In my part of the country, there has been a gradual transition from remote learning to hybrid learning to full in-person learning, starting this spring. And as we all experience, there are significant stressors with all this change. Kids are happy to be back at school with their friends, teachers, feeling sort of ‘back to normal’. For most, this is a happy change, though something to get used to again.
But with any change, there is also stress. They are worried about getting up early and getting to school on time. They are worried about keeping up with their school work. They are worried about the social situations, such as bullying, starting up again. And for kids and teens with headaches, they are worried about the effect of being in the school environment, with bright lights and loud noise, making headaches worse. Considering the number of distress calls we have been getting, there is a lot of worry and struggle going on. While this is expected to some degree for all students, people with headaches are more apt to feel stress and distress.
Psychiatric co-morbidities, such as anxiety or depression, are quite commonly found in people with headache and migraine. They share the same risk factors, such as environmental stressors and genetic predisposition. Having a headache history may predispose a patient to psychopathology and psychopathology may predispose a patient to headache. In adults, longitudinal studies have provided evidence for bidirectional associations between psychopathology and headache.
Genetic predisposition can apply to both the patient and/or parents, related to migraine and headache, as well as depression, anxiety, and bipolar disorder.

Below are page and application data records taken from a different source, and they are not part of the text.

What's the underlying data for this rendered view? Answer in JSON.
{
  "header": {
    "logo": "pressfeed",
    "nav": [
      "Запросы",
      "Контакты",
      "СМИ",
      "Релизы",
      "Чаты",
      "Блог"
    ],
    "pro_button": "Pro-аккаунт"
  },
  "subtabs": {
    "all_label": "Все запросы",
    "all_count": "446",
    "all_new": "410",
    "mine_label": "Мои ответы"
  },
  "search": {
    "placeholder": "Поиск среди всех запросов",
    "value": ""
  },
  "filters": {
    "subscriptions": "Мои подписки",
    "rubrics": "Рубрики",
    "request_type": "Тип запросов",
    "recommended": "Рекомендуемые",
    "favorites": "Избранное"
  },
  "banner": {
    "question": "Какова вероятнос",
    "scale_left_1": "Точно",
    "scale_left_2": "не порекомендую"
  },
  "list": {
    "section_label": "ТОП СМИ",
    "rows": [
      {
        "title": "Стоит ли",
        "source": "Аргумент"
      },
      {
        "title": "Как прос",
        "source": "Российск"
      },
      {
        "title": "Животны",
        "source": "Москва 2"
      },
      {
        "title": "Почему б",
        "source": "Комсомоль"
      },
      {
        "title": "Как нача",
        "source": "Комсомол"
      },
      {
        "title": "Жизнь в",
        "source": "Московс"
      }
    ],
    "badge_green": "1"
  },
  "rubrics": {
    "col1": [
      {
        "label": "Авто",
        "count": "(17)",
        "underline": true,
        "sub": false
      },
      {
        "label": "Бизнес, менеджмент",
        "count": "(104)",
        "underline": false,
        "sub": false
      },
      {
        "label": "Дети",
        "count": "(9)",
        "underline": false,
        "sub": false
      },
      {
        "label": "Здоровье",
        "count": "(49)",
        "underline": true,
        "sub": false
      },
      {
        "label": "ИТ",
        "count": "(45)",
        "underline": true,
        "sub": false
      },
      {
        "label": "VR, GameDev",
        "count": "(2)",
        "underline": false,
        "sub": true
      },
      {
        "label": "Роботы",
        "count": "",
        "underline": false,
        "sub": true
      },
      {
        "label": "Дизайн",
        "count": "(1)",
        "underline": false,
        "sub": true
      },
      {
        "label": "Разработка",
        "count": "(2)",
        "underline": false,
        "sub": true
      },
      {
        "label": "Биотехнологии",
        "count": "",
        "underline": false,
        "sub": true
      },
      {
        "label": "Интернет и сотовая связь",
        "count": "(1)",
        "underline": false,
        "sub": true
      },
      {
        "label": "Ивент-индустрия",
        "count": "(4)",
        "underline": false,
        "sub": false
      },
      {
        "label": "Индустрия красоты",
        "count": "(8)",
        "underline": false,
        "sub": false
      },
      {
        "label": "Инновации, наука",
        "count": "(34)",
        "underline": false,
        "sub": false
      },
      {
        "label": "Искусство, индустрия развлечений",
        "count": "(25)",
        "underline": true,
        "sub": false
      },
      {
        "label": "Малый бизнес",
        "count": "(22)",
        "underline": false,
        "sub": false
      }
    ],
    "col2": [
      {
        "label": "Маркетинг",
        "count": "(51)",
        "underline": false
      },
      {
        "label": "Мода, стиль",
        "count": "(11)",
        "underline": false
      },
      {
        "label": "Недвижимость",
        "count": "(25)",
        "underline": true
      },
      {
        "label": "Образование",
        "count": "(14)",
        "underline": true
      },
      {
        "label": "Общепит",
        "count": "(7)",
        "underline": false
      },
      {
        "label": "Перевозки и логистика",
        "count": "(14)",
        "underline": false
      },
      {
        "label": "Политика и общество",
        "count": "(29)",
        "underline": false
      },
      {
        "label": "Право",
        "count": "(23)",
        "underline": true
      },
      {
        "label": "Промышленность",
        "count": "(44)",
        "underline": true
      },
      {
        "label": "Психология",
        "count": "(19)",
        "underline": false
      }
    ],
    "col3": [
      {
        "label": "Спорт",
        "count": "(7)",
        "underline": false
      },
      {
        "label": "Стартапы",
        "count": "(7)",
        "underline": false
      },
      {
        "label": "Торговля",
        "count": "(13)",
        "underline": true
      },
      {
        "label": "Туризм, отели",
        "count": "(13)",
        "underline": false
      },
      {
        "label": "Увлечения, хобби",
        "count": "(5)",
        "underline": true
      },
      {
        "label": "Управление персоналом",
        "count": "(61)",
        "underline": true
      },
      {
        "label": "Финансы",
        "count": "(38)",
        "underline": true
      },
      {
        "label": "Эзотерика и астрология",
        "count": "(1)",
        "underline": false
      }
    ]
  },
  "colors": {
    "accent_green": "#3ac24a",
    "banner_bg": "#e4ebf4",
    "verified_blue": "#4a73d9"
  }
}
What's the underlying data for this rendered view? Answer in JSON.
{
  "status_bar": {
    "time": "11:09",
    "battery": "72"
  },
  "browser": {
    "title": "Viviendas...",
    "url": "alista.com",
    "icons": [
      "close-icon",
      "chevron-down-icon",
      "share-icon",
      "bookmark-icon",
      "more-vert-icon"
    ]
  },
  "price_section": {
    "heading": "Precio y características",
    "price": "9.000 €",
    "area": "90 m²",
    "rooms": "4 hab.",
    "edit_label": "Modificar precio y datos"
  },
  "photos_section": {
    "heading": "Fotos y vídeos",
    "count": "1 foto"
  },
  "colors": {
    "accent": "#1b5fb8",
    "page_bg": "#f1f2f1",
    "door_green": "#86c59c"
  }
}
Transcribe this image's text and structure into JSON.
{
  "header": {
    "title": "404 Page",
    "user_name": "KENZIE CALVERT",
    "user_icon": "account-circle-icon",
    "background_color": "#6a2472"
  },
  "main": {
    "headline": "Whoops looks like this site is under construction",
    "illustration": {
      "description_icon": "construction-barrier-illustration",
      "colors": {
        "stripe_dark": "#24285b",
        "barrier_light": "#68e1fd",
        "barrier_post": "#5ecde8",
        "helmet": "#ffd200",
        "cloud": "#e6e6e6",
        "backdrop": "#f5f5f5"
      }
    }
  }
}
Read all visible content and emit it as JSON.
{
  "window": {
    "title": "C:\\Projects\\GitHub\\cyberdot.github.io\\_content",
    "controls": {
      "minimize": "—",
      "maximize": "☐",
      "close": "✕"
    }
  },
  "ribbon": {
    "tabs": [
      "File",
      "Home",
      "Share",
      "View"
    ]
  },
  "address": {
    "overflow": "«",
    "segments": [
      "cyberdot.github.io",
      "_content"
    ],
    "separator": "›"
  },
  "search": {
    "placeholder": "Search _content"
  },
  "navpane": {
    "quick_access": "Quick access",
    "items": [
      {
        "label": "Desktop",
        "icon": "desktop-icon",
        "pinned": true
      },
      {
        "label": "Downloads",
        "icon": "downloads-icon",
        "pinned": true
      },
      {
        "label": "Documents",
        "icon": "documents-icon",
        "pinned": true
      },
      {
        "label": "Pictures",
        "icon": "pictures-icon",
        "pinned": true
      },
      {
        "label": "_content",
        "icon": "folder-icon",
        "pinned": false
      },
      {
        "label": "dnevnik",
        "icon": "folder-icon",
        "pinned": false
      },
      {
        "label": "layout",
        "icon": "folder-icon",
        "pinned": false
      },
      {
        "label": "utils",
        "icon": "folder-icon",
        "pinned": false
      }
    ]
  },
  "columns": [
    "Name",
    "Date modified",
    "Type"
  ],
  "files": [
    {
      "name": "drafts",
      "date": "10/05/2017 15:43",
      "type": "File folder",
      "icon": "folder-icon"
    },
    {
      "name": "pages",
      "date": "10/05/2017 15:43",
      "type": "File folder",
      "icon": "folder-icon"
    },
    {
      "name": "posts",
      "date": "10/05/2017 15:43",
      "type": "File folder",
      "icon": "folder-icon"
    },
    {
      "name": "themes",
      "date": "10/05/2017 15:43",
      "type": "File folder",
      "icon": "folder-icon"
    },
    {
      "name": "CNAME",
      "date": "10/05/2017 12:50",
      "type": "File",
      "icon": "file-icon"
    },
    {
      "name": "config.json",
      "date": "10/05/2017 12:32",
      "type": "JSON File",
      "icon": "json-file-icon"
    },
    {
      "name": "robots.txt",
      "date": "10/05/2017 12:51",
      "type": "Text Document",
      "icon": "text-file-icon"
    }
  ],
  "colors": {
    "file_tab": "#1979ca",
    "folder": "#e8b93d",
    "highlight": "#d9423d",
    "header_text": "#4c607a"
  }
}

It is possible that depression and migraine may partly share underlying genetic risk factor. Often these disorders can be seen all throughout the family tree.
At this time in our children’s lives, environmental stressors are many. They include: personal experience with pandemic concerns; personal exposure to violence; neglect in the home, school or community (witnessing domestic violence, bullying); other forms of adversity (losses, poverty, and disease); and lack of meaningful social supports. Young people can respond to these stressors with:
- internalizing (anxiety, depression, PTSD, eating disorder, social withdrawal, isolation, and loneliness, low self esteem), or
- externalizing (antisocial behavior, problems with attention, concentration, hyperactivity, substance abuse, smoking), or
- somatic complaints (headache, other pain complaints, overweight, insomnia).
The result of exposure to such stressors can be adaptive or maladaptive development, coping and functioning. We know that stress is the most common headache and migraine trigger. Chronic daily headaches with all day, every day pain is made worse in times of stress. The key is to recognize the situation and therapeutically intervene to promote adaptive coping and resilience.
What does this mean in the day to day interactions with our patients and families? We can expect more distress and difficulty coping. There is more need for emotional support and nurturing. Knowing the resources in your community is key, and it helps to have list of them readily available.
Recognizing that your patients with headache are physiologically predisposed to psychological distress will help you be ready for the numerous calls, and help you to respond with compassion and care. Preparation is everything, especially when the world feels overwhelming to our families. My guess is that preparation would also be helpful for all of us too.
For more information about pediatric and adolescent headache management, check out my book, Getting Ahead of Pediatric Headaches. :